THE PROBLEM
Copy each line of the data beneath in which the word "Additional" appears.
*** RECORDS SHOWN ***
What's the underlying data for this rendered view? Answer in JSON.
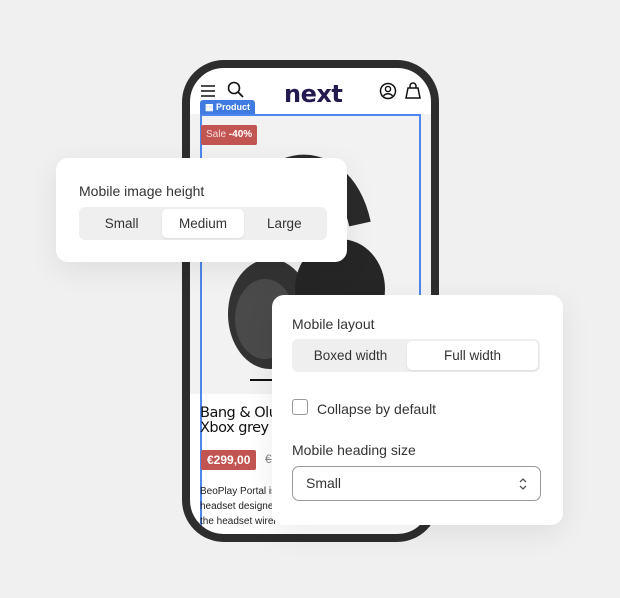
{
  "phone": {
    "logo": "next",
    "header_icons": [
      "menu-icon",
      "search-icon",
      "account-icon",
      "bag-icon"
    ],
    "block_tab": "Product",
    "sale_badge": {
      "prefix": "Sale",
      "value": "-40%"
    },
    "product_title": [
      "Bang & Oluf",
      "Xbox grey"
    ],
    "price": "€299,00",
    "old_price": "€",
    "description": [
      "BeoPlay Portal is",
      "headset designe",
      "the headset wirel"
    ]
  },
  "image_height_card": {
    "label": "Mobile image height",
    "options": [
      "Small",
      "Medium",
      "Large"
    ],
    "selected": "Medium"
  },
  "layout_card": {
    "label": "Mobile layout",
    "options": [
      "Boxed width",
      "Full width"
    ],
    "selected": "Full width",
    "collapse_label": "Collapse by default",
    "collapse_checked": false,
    "heading_label": "Mobile heading size",
    "heading_value": "Small"
  },
  "colors": {
    "accent": "#3f7be0",
    "sale": "#c25552",
    "logo": "#241a4f"
  }
}
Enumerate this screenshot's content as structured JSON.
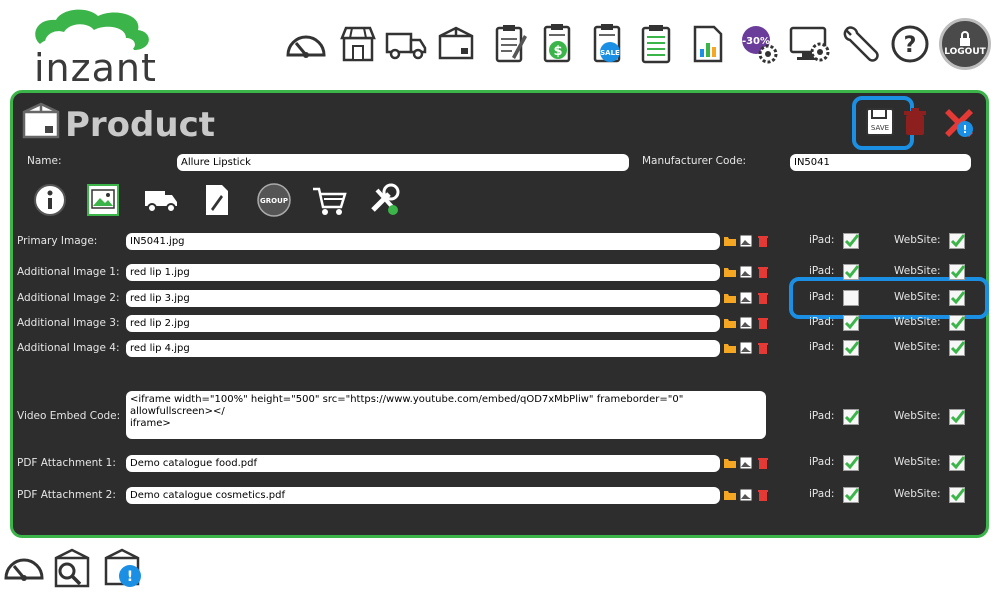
{
  "brand": {
    "name": "inzant"
  },
  "header": {
    "logout_label": "LOGOUT",
    "icons": [
      "dashboard-icon",
      "store-icon",
      "delivery-truck-icon",
      "product-box-icon",
      "order-notes-icon",
      "invoice-icon",
      "sale-catalog-icon",
      "price-list-icon",
      "reports-icon",
      "discount-settings-icon",
      "system-settings-icon",
      "tools-icon",
      "help-icon"
    ],
    "discount_badge": "-30%",
    "sale_badge": "SALE"
  },
  "page": {
    "title": "Product",
    "save_label": "SAVE",
    "name_label": "Name:",
    "name_value": "Allure Lipstick",
    "mfr_label": "Manufacturer Code:",
    "mfr_value": "IN5041",
    "tab_group_label": "GROUP"
  },
  "rows": [
    {
      "label": "Primary Image:",
      "value": "IN5041.jpg",
      "ipad": true,
      "website": true,
      "ipad_label": "iPad:",
      "web_label": "WebSite:"
    },
    {
      "label": "Additional Image 1:",
      "value": "red lip 1.jpg",
      "ipad": true,
      "website": true,
      "ipad_label": "iPad:",
      "web_label": "WebSite:"
    },
    {
      "label": "Additional Image 2:",
      "value": "red lip 3.jpg",
      "ipad": false,
      "website": true,
      "ipad_label": "iPad:",
      "web_label": "WebSite:"
    },
    {
      "label": "Additional Image 3:",
      "value": "red lip 2.jpg",
      "ipad": true,
      "website": true,
      "ipad_label": "iPad:",
      "web_label": "WebSite:"
    },
    {
      "label": "Additional Image 4:",
      "value": "red lip 4.jpg",
      "ipad": true,
      "website": true,
      "ipad_label": "iPad:",
      "web_label": "WebSite:"
    },
    {
      "label": "Video Embed Code:",
      "value": "<iframe width=\"100%\" height=\"500\" src=\"https://www.youtube.com/embed/qOD7xMbPliw\" frameborder=\"0\" allowfullscreen></\niframe>",
      "ipad": true,
      "website": true,
      "ipad_label": "iPad:",
      "web_label": "WebSite:"
    },
    {
      "label": "PDF Attachment 1:",
      "value": "Demo catalogue food.pdf",
      "ipad": true,
      "website": true,
      "ipad_label": "iPad:",
      "web_label": "WebSite:"
    },
    {
      "label": "PDF Attachment 2:",
      "value": "Demo catalogue cosmetics.pdf",
      "ipad": true,
      "website": true,
      "ipad_label": "iPad:",
      "web_label": "WebSite:"
    }
  ],
  "colors": {
    "accent_green": "#3bb44a",
    "panel_bg": "#2d2d2d",
    "highlight_blue": "#1a8fe3",
    "delete_red": "#e53935",
    "folder_orange": "#f5a623"
  }
}
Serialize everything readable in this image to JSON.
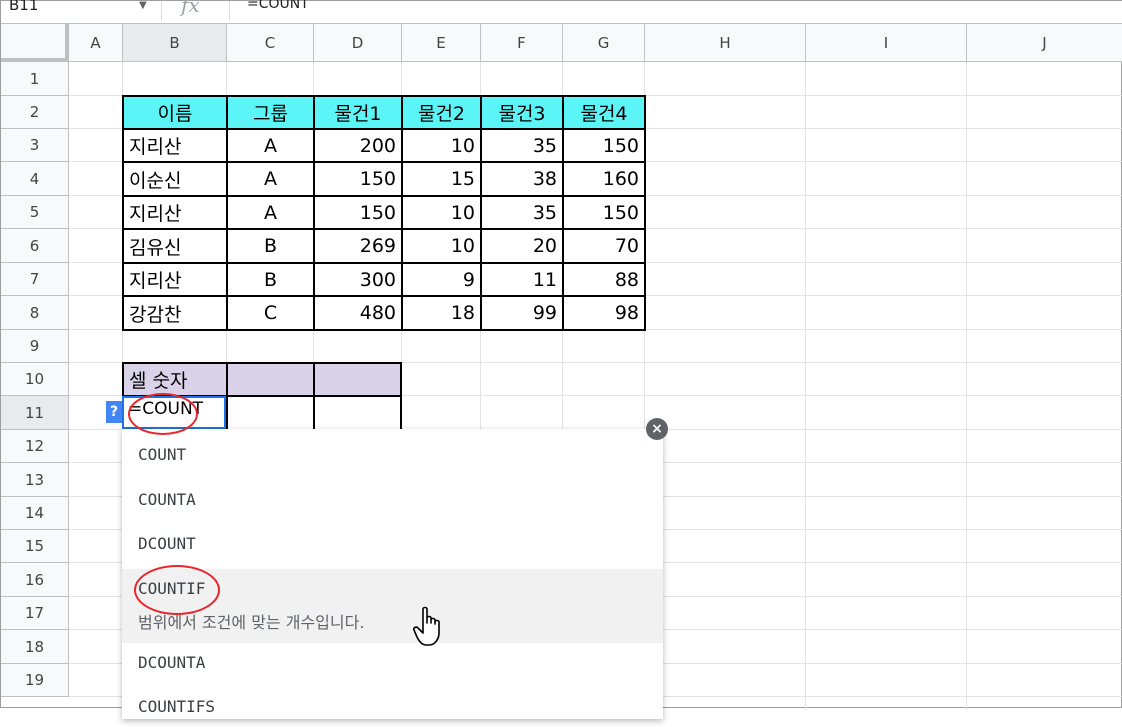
{
  "formula_bar": {
    "name_box": "B11",
    "fx": "fx",
    "formula": "=COUNT"
  },
  "columns": [
    "A",
    "B",
    "C",
    "D",
    "E",
    "F",
    "G",
    "H",
    "I",
    "J"
  ],
  "rows": [
    "1",
    "2",
    "3",
    "4",
    "5",
    "6",
    "7",
    "8",
    "9",
    "10",
    "11",
    "12",
    "13",
    "14",
    "15",
    "16",
    "17",
    "18",
    "19"
  ],
  "table": {
    "headers": [
      "이름",
      "그룹",
      "물건1",
      "물건2",
      "물건3",
      "물건4"
    ],
    "rows": [
      [
        "지리산",
        "A",
        "200",
        "10",
        "35",
        "150"
      ],
      [
        "이순신",
        "A",
        "150",
        "15",
        "38",
        "160"
      ],
      [
        "지리산",
        "A",
        "150",
        "10",
        "35",
        "150"
      ],
      [
        "김유신",
        "B",
        "269",
        "10",
        "20",
        "70"
      ],
      [
        "지리산",
        "B",
        "300",
        "9",
        "11",
        "88"
      ],
      [
        "강감찬",
        "C",
        "480",
        "18",
        "99",
        "98"
      ]
    ]
  },
  "count_label": "셀 숫자",
  "active_cell_text": "=COUNT",
  "help_badge": "?",
  "autocomplete": {
    "items": [
      {
        "name": "COUNT"
      },
      {
        "name": "COUNTA"
      },
      {
        "name": "DCOUNT"
      },
      {
        "name": "COUNTIF",
        "description": "범위에서 조건에 맞는 개수입니다."
      },
      {
        "name": "DCOUNTA"
      },
      {
        "name": "COUNTIFS"
      }
    ],
    "close_symbol": "×"
  },
  "colors": {
    "header_fill": "#5cf5f7",
    "label_fill": "#d9d2e9",
    "annotation": "#e8262b",
    "selection": "#1a73e8"
  }
}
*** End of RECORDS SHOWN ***
ANSWER SPACE
      "label": "Additional Image 1:",
      "label": "Additional Image 2:",
      "label": "Additional Image 3:",
      "label": "Additional Image 4:",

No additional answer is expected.